- Are you making a good faith effort to limit the use to fair use?
- There’s a difference between access and distribution.
- Exhibits both physical and virtual
- Digitizing to preserve at-risk items, but only when you can’t buy it and it is in a format that is becoming outdated but not yet obsolete.
- Digital collections of archives and special collections
- Access to research and teaching materials for disabled users.
- Institutional repositories, for example dissertations, theses
Writers of dissertations/theses have a right to deposit their work in the repository without getting copyright rights from those whose work they’ve quoted/cited. This code aims to help libraries stand by authors and help places like ProQuest understand fair use.
- Data-mining/Finding aids.
- When you google, you’re not searching the internet. You’re searching google’s copy of the internet. This is legal under fair use.
- Making topically-based collections of Web-based material.
- You’re collecting for a particular reason for a different use than the original creators had.
- Libraries are not liable for bad things that their users do.
- Get your counsel involved when things aren’t in crisis mode. It will help them understand you and your needs for potential future crises.
- Bring the code of best practices to the counsel as a conversation piece.
- Reliance on code of best practices is good evidence of good faith.
- Librarians need to own fair use reasoning and get students and professors to do it too.
- This is a free speech right. We need to empower patrons and move them to agency.
- A library can avoid or reduce liabilities by having proactive staff. Develop fair use practice standards in your community.
- You can create your own culture that doesn’t view fair use as risky.
- In the context of fair use, the perfect document with all the answers is unattainable.
- Key questions to ask:
- Is it appropriate?
- Is it reasonable?
- Are you using it in good faith?
- It is not the case that by asking for permission you waive your fair use rights.
- Sometimes asking for permission can even strengthen your fair use claim.
- Checklists make rote something that is inherently fluid. Instead you should simply be able to articulate if asked why it is an appropriate use.
- We should be able to explain fair use to our people in plain language. No legalese.
- Classroom Guidelines created in the 1970s were intended as a floor but interpreted as a ceiling. 1990s cases against coursepacks found coursepacks aren’t fair use, so now they pay a use fee. Code of Best Practices is the first to look at it from a library perspective.
- What happened at GSU?
What was at issue was not the software (ie Blackboard) but the amount of info on Electronic Reserves.
- Publisher’s argument:
* should have sought and paid permission for every item on Electronic Reserves
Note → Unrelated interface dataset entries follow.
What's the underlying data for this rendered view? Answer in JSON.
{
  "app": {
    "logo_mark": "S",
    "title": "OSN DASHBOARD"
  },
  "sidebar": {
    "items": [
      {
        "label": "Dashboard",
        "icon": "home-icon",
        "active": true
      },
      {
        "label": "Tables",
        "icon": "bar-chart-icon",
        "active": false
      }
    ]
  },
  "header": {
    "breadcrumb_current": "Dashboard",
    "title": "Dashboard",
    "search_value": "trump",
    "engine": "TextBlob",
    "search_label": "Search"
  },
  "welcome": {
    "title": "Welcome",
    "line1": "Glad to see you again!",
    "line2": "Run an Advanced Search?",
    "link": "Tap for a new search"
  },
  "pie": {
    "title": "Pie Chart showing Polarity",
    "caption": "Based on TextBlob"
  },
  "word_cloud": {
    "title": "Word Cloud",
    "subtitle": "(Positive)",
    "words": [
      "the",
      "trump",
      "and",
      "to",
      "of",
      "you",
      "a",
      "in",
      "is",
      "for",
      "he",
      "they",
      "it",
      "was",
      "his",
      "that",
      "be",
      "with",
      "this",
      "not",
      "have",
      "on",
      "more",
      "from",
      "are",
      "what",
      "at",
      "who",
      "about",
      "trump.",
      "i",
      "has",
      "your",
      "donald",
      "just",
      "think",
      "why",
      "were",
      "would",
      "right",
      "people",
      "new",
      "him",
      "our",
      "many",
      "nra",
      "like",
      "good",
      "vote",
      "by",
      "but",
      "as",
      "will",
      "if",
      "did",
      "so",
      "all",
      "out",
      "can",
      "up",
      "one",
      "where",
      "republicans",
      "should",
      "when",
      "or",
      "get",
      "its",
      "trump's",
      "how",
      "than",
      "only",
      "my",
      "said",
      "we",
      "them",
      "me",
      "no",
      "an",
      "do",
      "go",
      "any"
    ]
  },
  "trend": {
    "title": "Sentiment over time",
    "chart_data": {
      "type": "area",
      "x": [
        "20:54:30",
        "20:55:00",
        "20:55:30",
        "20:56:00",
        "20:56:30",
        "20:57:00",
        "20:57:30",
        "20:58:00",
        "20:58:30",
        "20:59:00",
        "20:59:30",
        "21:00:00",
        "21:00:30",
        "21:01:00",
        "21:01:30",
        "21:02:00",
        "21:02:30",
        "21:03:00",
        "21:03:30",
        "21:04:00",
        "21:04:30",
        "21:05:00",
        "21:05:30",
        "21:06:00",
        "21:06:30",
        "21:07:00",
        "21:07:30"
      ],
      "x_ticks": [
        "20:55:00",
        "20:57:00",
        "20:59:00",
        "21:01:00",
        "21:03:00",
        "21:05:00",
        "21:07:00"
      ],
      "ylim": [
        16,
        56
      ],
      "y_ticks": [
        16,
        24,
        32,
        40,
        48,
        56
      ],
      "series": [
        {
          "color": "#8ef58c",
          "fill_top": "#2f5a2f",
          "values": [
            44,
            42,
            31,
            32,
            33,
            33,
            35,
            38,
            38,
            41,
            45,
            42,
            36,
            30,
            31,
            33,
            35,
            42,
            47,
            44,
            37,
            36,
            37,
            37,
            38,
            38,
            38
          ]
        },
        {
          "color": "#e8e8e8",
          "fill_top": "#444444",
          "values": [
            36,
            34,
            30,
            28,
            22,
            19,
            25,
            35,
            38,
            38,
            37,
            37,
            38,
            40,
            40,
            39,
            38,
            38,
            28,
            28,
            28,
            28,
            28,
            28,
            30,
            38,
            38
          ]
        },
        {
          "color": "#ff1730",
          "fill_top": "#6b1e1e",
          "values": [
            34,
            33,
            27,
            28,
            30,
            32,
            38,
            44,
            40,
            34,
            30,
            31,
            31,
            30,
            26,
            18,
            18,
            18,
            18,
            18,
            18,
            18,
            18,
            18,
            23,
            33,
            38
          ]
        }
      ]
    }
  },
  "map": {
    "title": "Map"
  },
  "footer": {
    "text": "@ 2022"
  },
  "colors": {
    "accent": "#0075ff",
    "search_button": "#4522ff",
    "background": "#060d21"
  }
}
* argued fair use checklist is weighted to fair use
* GSU could have subscribed to annual access
- Library’s argument:
* use of excerpt from books in this setting is fair use
* checklist properly used
* If GSU had an annual license from CCC, Cambridge University Press is not part of it anyway.
- So how much is fair use?
- CCC is contractually obligated to let publishers know if they think an infringement is going on.
- If you’re arguing market impact, you have to show it.
- 75 cases were submitted, of those only 5 instances of infringement found.
- Court declined to issue injunction and ordered plaintiff to pay defendent’s legal fees.
- Is the use transformative?
* using it in a new way
* the obvious exception is straight reproduction for classroom use
* the things that teachers use to teach are not usually created with the intention to use to teach, so this use is innately transformative.
* non-transformative use is 10 to 20%
* transformative use can be the whole thing.
* Textbooks are not transformative (made for teaching) so less fair use leeway.
- The actual damages to the publisher was $750
- Licenses “must be easily accessible, reasonably priced, and that they offer excerpts in a reasonable format.”
- “We’re creating a situation where fair use will disappear if we don’t use it.”
- The lawsuit is really just about scholarly nonfiction books.
- This case isn’t precedent for anyone but GSU.
You can find much more information, including contact info for the panelists, on the Code of Best Practices in Fair Use website.